  • July 1, 2016 to June 30, 2017: $2.25 million
  • July 1, 2017 to June 30, 2018: $2.3 million
  • July 1, 2018 to June 30, 2019: $2.35 million
  • July 1, 2019 to June 30, 2020: $2.4 million

Your damages will be limited by the cap that applied at the time of the medical malpractice, not the one that applied when you file your lawsuit. So, if a doctor committed medical malpractice on June 30, 2018, you won’t be able to receive more than $2.3 million in damages. If the same doctor made the same mistake one week later, your damage cap would increase to $2.35 million.

RELATED ARTICLE: Do I Still Need to Pay My Medical Bills if I Think That I’m a Victim of Medical Malpractice?

The damage cap applies to your entire claim, even if several providers and facilities were at fault. For example, suppose a hospital knew about a surgeon’s substance abuse issue and let them continue operating on patients. During an operation, the doctor harms a patient. That patient might have separate claims against both the doctor and the hospital for negligence. However, if the surgery occurred on July 1, 2018, the victim could receive a maximum of $2.35 million across all claims, not $2.35 million from each party.

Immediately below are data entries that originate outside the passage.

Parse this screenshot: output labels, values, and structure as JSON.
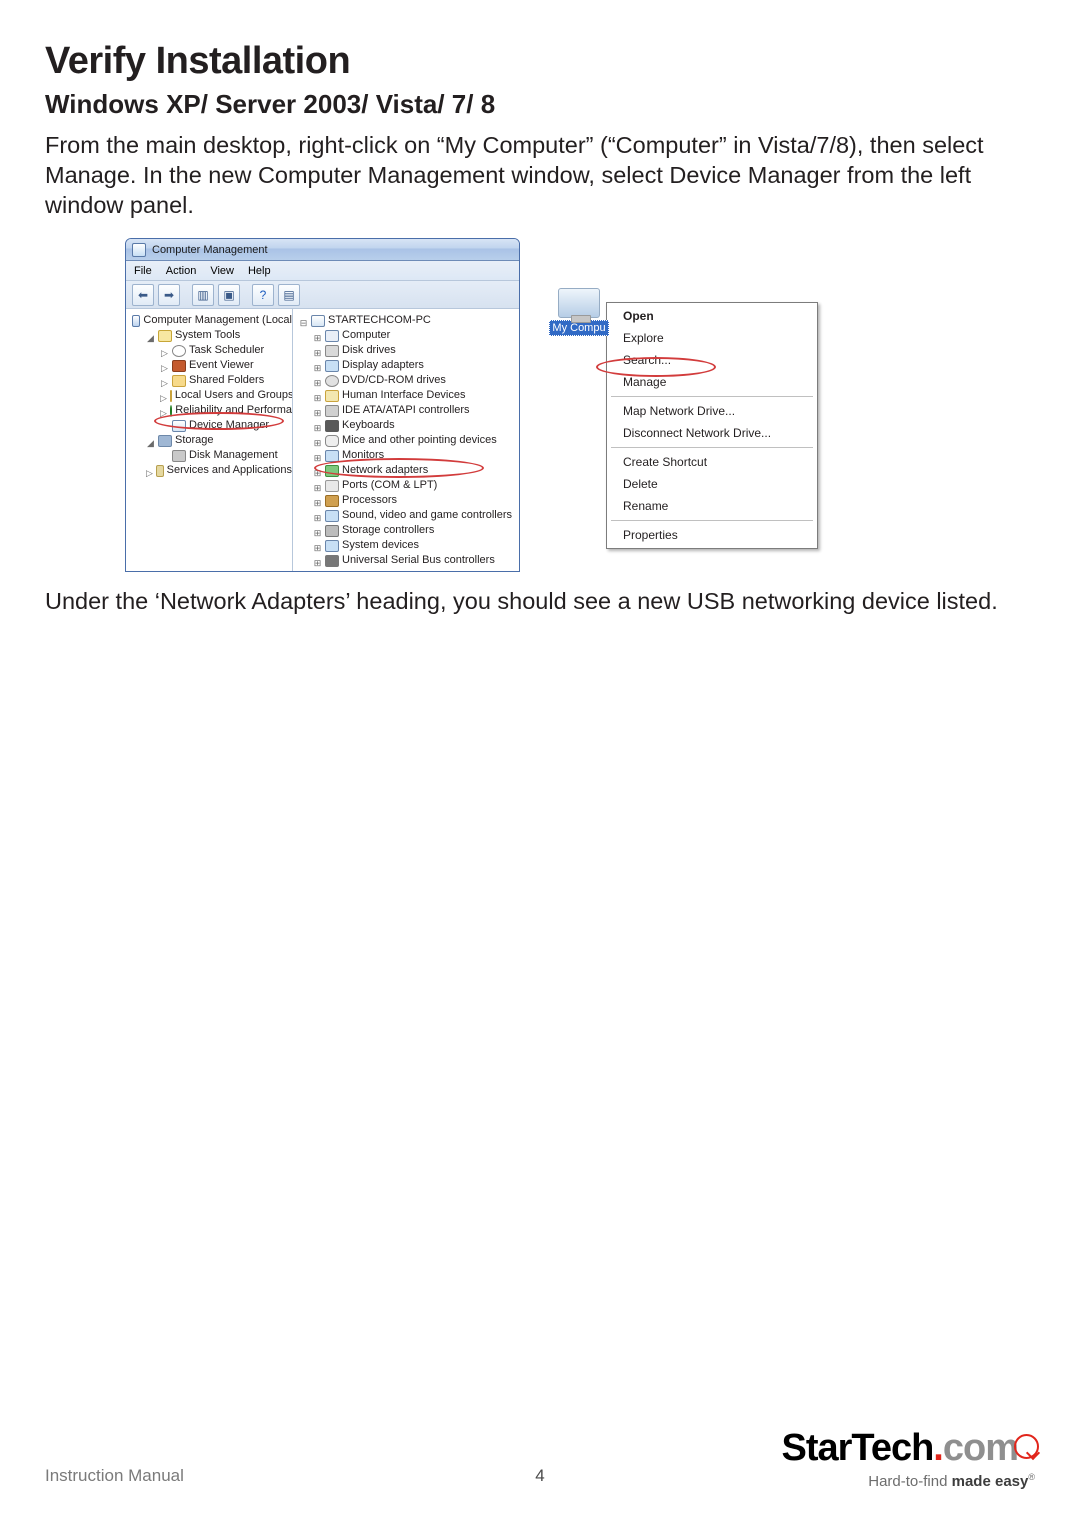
{
  "heading": "Verify Installation",
  "subheading": "Windows XP/ Server 2003/ Vista/ 7/ 8",
  "para1": "From the main desktop, right-click on “My Computer” (“Computer” in Vista/7/8), then select Manage. In the new Computer Management window, select Device Manager from the left window panel.",
  "para2": "Under the ‘Network Adapters’ heading, you should see a new USB networking device listed.",
  "cm": {
    "title": "Computer Management",
    "menu": {
      "file": "File",
      "action": "Action",
      "view": "View",
      "help": "Help"
    },
    "left": {
      "root": "Computer Management (Local",
      "systools": "System Tools",
      "task": "Task Scheduler",
      "event": "Event Viewer",
      "shared": "Shared Folders",
      "localusers": "Local Users and Groups",
      "reliability": "Reliability and Performa",
      "devmgr": "Device Manager",
      "storage": "Storage",
      "diskmgmt": "Disk Management",
      "services": "Services and Applications"
    },
    "right": {
      "root": "STARTECHCOM-PC",
      "computer": "Computer",
      "diskdrives": "Disk drives",
      "display": "Display adapters",
      "dvd": "DVD/CD-ROM drives",
      "hid": "Human Interface Devices",
      "ide": "IDE ATA/ATAPI controllers",
      "keyboards": "Keyboards",
      "mice": "Mice and other pointing devices",
      "monitors": "Monitors",
      "network": "Network adapters",
      "ports": "Ports (COM & LPT)",
      "processors": "Processors",
      "sound": "Sound, video and game controllers",
      "storagectrl": "Storage controllers",
      "sysdev": "System devices",
      "usb": "Universal Serial Bus controllers"
    }
  },
  "mycomputer_label": "My Compu",
  "ctx": {
    "open": "Open",
    "explore": "Explore",
    "search": "Search...",
    "manage": "Manage",
    "mapnet": "Map Network Drive...",
    "disconnect": "Disconnect Network Drive...",
    "createsc": "Create Shortcut",
    "delete": "Delete",
    "rename": "Rename",
    "properties": "Properties"
  },
  "footer": {
    "label": "Instruction Manual",
    "page": "4",
    "brand_a": "StarTech",
    "brand_b": "com",
    "tag_a": "Hard-to-find ",
    "tag_b": "made easy",
    "reg": "®"
  }
}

Health Care Lobbies Demand Tort Reform, But Evidence Shows It Doesn’t Save Money or Improve Access to Care

Doctors, health care lobbyists, and insurance companies have argued for years that tort reform — which includes caps on damages for medical malpractice — contributes to the greater good. However, researchers have continually debunked their claims with concrete evidence. Each time the medical and insurance industries see their arguments dismantled, they pivot to a new claim.

RELATED ARTICLE: Medical Malpractice Rates: Don’t Believe the Hype

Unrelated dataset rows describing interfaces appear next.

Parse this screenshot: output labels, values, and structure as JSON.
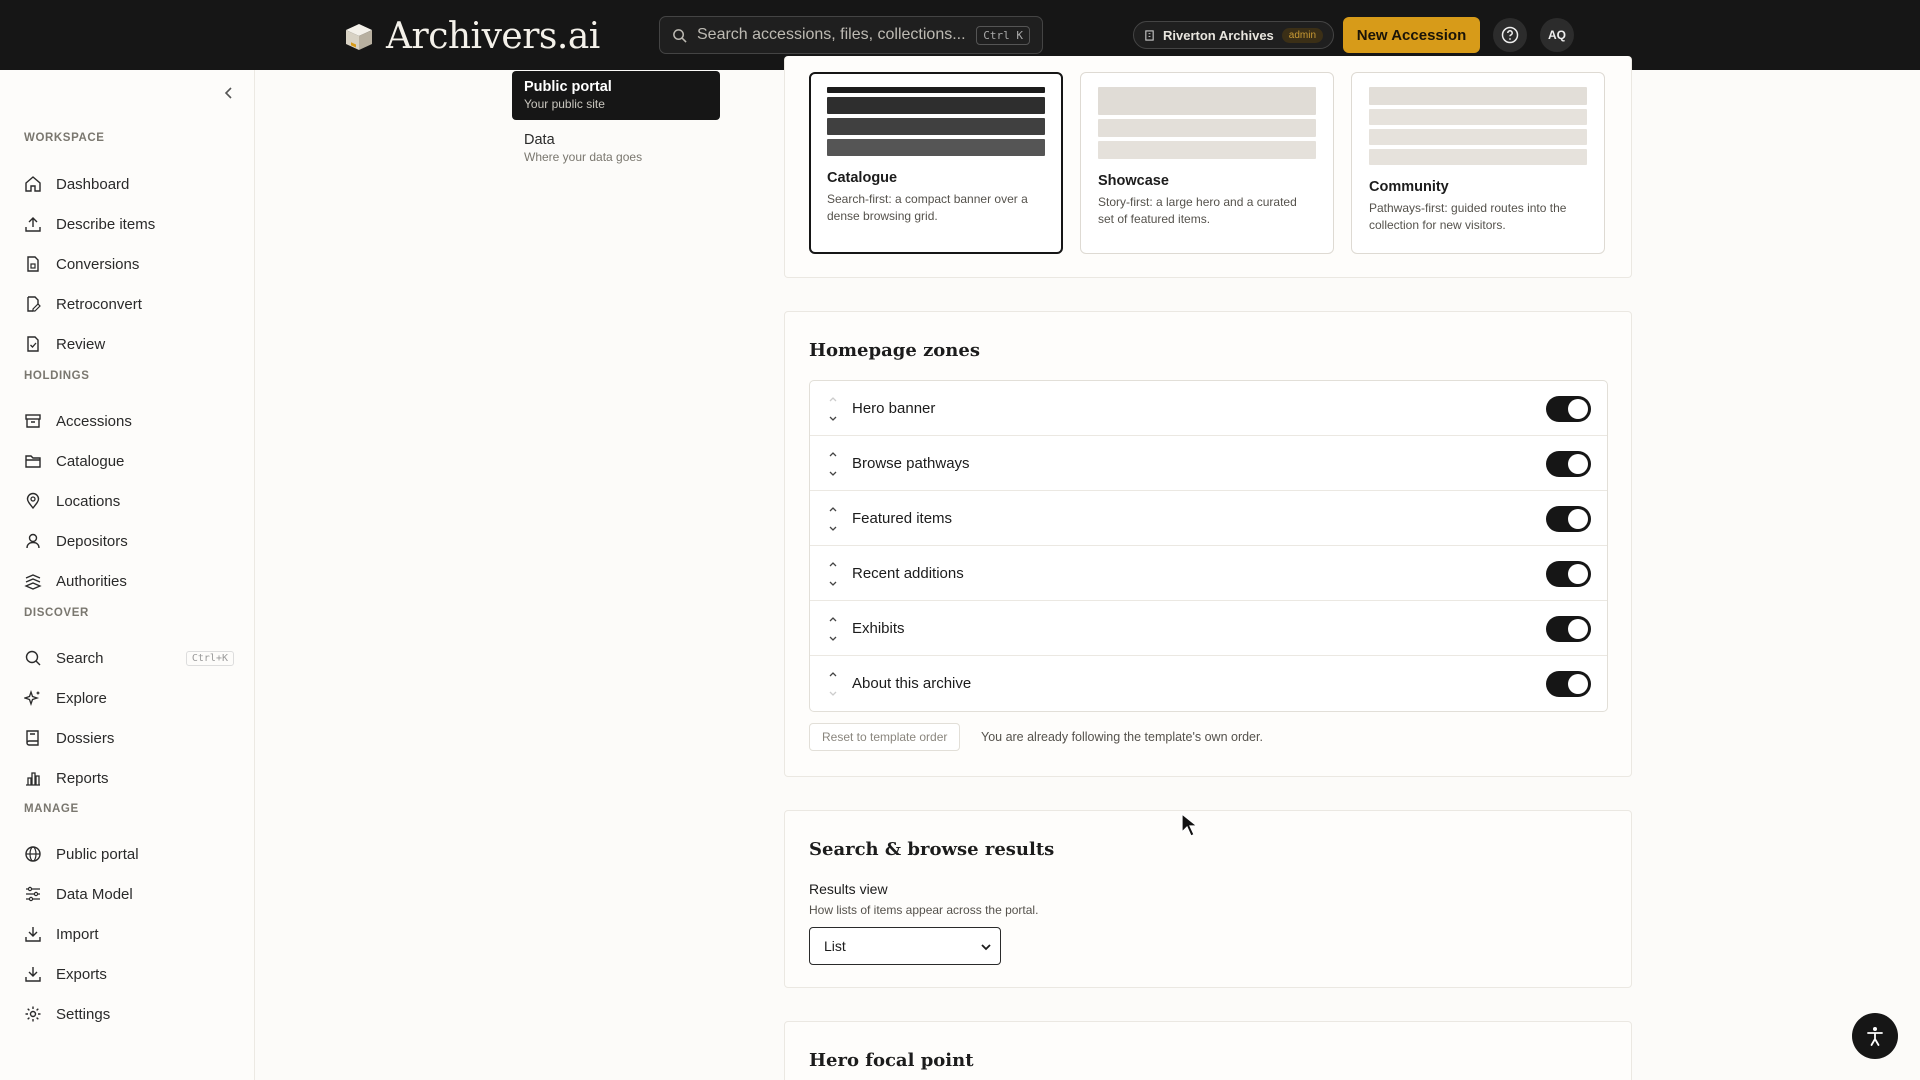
{
  "brand": {
    "name": "Archivers.ai"
  },
  "search": {
    "placeholder": "Search accessions, files, collections...",
    "shortcut": "Ctrl K"
  },
  "org": {
    "name": "Riverton Archives",
    "role": "admin"
  },
  "header": {
    "new_accession": "New Accession",
    "avatar_initials": "AQ"
  },
  "sidebar": {
    "sections": {
      "workspace": "WORKSPACE",
      "holdings": "HOLDINGS",
      "discover": "DISCOVER",
      "manage": "MANAGE"
    },
    "workspace": [
      "Dashboard",
      "Describe items",
      "Conversions",
      "Retroconvert",
      "Review"
    ],
    "holdings": [
      "Accessions",
      "Catalogue",
      "Locations",
      "Depositors",
      "Authorities"
    ],
    "discover": [
      "Search",
      "Explore",
      "Dossiers",
      "Reports"
    ],
    "discover_search_shortcut": "Ctrl+K",
    "manage": [
      "Public portal",
      "Data Model",
      "Import",
      "Exports",
      "Settings"
    ]
  },
  "subnav": [
    {
      "title": "Public portal",
      "subtitle": "Your public site",
      "active": true
    },
    {
      "title": "Data",
      "subtitle": "Where your data goes",
      "active": false
    }
  ],
  "templates": [
    {
      "name": "Catalogue",
      "description": "Search-first: a compact banner over a dense browsing grid.",
      "selected": true
    },
    {
      "name": "Showcase",
      "description": "Story-first: a large hero and a curated set of featured items.",
      "selected": false
    },
    {
      "name": "Community",
      "description": "Pathways-first: guided routes into the collection for new visitors.",
      "selected": false
    }
  ],
  "homepage_zones": {
    "title": "Homepage zones",
    "zones": [
      {
        "label": "Hero banner",
        "enabled": true
      },
      {
        "label": "Browse pathways",
        "enabled": true
      },
      {
        "label": "Featured items",
        "enabled": true
      },
      {
        "label": "Recent additions",
        "enabled": true
      },
      {
        "label": "Exhibits",
        "enabled": true
      },
      {
        "label": "About this archive",
        "enabled": true
      }
    ],
    "reset_label": "Reset to template order",
    "reset_note": "You are already following the template's own order."
  },
  "search_browse": {
    "title": "Search & browse results",
    "results_view_label": "Results view",
    "results_view_help": "How lists of items appear across the portal.",
    "results_view_value": "List"
  },
  "hero_focal": {
    "title": "Hero focal point"
  },
  "colors": {
    "accent": "#d79b19",
    "dark": "#161616"
  }
}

For example, pro-tort reform groups have incorrectly argued that medical malpractice lawsuits and high insurance rates force physicians out of practice, which they say reduces community access to health care and increases the cost of care. However, research into the issue has repeatedly shown the following:

  • Damage caps and tort reform do not cut down on how frequently doctors order tests, diagnostic studies, and “defensive medicine.”
  • Tort reform does not reduce the number of so-called “frivolous” lawsuits.
  • Medical malpractice insurance premiums did not fall significantly in states that applied damage caps and other tort reform principles.

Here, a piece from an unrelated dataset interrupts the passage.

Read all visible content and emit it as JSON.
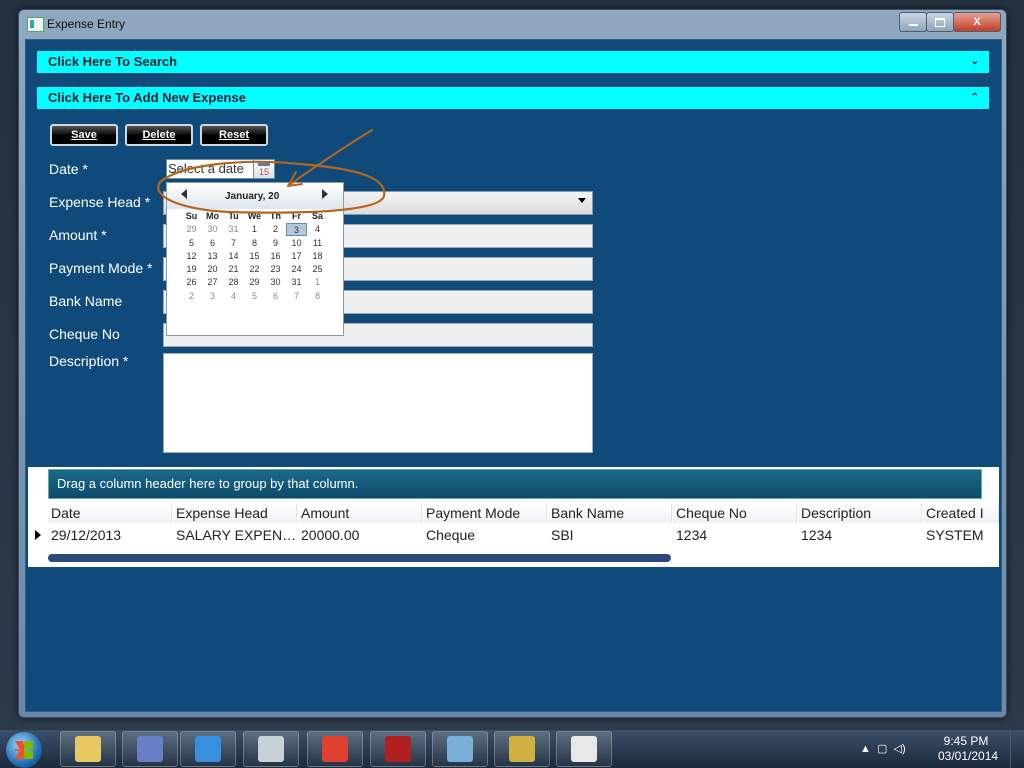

“Tort reform” is about saving insurance companies money, and it’s succeeded in doing so wherever lawmakers have implemented tort reform measures. In fact, insurance companies typically see higher profit margins in their medical malpractice business than from other insurance segments.

Virginia Medical Malpractice Victims Need Skilled Legal Representation

Medical malpractice claims are among the most complicated types of personal injury cases. You must meet strict procedural requirements, carefully evaluate your medical evidence, and present a compelling case to the jury. These issues alone are too difficult for the average person to handle without expert help.

RELATED ARTICLE: Proving Medical Malpractice: Why Experts Matter for Your Lawsuit

However, in addition to these requirements, Virginia medical malpractice victims must also identify the exact date when each incident of malpractice occurred. In some cases, a difference in a few days can result in a $50,000 increase in the damage cap.

At Phelan Petty, we carefully examine our clients’ claims and consult with medical experts who can help us understand exactly when malpractice occurred. Our focus is always on getting our clients the compensation and justice they deserve.

Phelan Petty: Richmond’s Medical Malpractice Specialists

The medical malpractice team at Phelan Petty handles some of the most complicated negligence claims in Virginia. We are tireless advocates for our clients, and we use sophisticated legal strategies to identify negligent medical providers and facilities and demand justice. To get a free, no-risk assessment of your case from an experienced medical malpractice attorney, schedule your initial consultation online or call us at 804-980-7100.


Cohen, S. (2015, February 27). Tort reform hasn’t worked. Observer. Retrieved from

Va. Code § 8.01-581.15. (2011). Retrieved from

The content provided here is for informational purposes only and should not be construed as legal advice on any subject.